### Your instructions
All the entries that follow are to be returned exactly.

Recorded data

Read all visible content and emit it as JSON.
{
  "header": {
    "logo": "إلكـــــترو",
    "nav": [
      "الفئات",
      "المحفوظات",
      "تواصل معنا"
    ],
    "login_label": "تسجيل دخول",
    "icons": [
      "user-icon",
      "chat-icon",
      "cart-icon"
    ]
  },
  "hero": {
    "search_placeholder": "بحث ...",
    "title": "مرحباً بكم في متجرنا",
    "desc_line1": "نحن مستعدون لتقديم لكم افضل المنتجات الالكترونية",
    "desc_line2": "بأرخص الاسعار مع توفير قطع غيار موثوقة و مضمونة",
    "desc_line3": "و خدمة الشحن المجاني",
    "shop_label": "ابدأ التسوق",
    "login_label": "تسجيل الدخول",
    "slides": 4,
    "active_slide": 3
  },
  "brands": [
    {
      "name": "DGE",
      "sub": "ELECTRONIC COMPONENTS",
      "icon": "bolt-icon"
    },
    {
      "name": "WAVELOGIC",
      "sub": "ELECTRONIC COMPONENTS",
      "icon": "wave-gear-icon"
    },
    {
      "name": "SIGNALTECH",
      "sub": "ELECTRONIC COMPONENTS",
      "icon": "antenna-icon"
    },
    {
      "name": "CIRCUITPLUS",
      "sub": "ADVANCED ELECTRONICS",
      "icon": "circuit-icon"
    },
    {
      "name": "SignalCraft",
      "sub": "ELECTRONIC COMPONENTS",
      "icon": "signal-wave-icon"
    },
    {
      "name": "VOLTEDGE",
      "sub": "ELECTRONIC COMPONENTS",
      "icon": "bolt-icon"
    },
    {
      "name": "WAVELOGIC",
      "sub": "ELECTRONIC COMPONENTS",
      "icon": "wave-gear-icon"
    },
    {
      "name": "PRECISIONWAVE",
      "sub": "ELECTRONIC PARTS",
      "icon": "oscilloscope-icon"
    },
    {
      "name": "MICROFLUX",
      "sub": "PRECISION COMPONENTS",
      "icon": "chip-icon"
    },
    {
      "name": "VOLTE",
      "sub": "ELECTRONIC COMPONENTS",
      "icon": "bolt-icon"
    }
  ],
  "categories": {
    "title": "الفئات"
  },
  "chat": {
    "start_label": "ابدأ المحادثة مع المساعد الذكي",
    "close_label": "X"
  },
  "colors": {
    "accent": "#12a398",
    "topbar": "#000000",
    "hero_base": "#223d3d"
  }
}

### Output of the task
Read all visible content and emit it as JSON.
{
  "header": {
    "logo": "إلكـــــترو",
    "nav": [
      "الفئات",
      "المحفوظات",
      "تواصل معنا"
    ],
    "login_label": "تسجيل دخول",
    "icons": [
      "user-icon",
      "chat-icon",
      "cart-icon"
    ]
  },
  "hero": {
    "search_placeholder": "بحث ...",
    "title": "مرحباً بكم في متجرنا",
    "desc_line1": "نحن مستعدون لتقديم لكم افضل المنتجات الالكترونية",
    "desc_line2": "بأرخص الاسعار مع توفير قطع غيار موثوقة و مضمونة",
    "desc_line3": "و خدمة الشحن المجاني",
    "shop_label": "ابدأ التسوق",
    "login_label": "تسجيل الدخول",
    "slides": 4,
    "active_slide": 3
  },
  "brands": [
    {
      "name": "DGE",
      "sub": "ELECTRONIC COMPONENTS",
      "icon": "bolt-icon"
    },
    {
      "name": "WAVELOGIC",
      "sub": "ELECTRONIC COMPONENTS",
      "icon": "wave-gear-icon"
    },
    {
      "name": "SIGNALTECH",
      "sub": "ELECTRONIC COMPONENTS",
      "icon": "antenna-icon"
    },
    {
      "name": "CIRCUITPLUS",
      "sub": "ADVANCED ELECTRONICS",
      "icon": "circuit-icon"
    },
    {
      "name": "SignalCraft",
      "sub": "ELECTRONIC COMPONENTS",
      "icon": "signal-wave-icon"
    },
    {
      "name": "VOLTEDGE",
      "sub": "ELECTRONIC COMPONENTS",
      "icon": "bolt-icon"
    },
    {
      "name": "WAVELOGIC",
      "sub": "ELECTRONIC COMPONENTS",
      "icon": "wave-gear-icon"
    },
    {
      "name": "PRECISIONWAVE",
      "sub": "ELECTRONIC PARTS",
      "icon": "oscilloscope-icon"
    },
    {
      "name": "MICROFLUX",
      "sub": "PRECISION COMPONENTS",
      "icon": "chip-icon"
    },
    {
      "name": "VOLTE",
      "sub": "ELECTRONIC COMPONENTS",
      "icon": "bolt-icon"
    }
  ],
  "categories": {
    "title": "الفئات"
  },
  "chat": {
    "start_label": "ابدأ المحادثة مع المساعد الذكي",
    "close_label": "X"
  },
  "colors": {
    "accent": "#12a398",
    "topbar": "#000000",
    "hero_base": "#223d3d"
  }
}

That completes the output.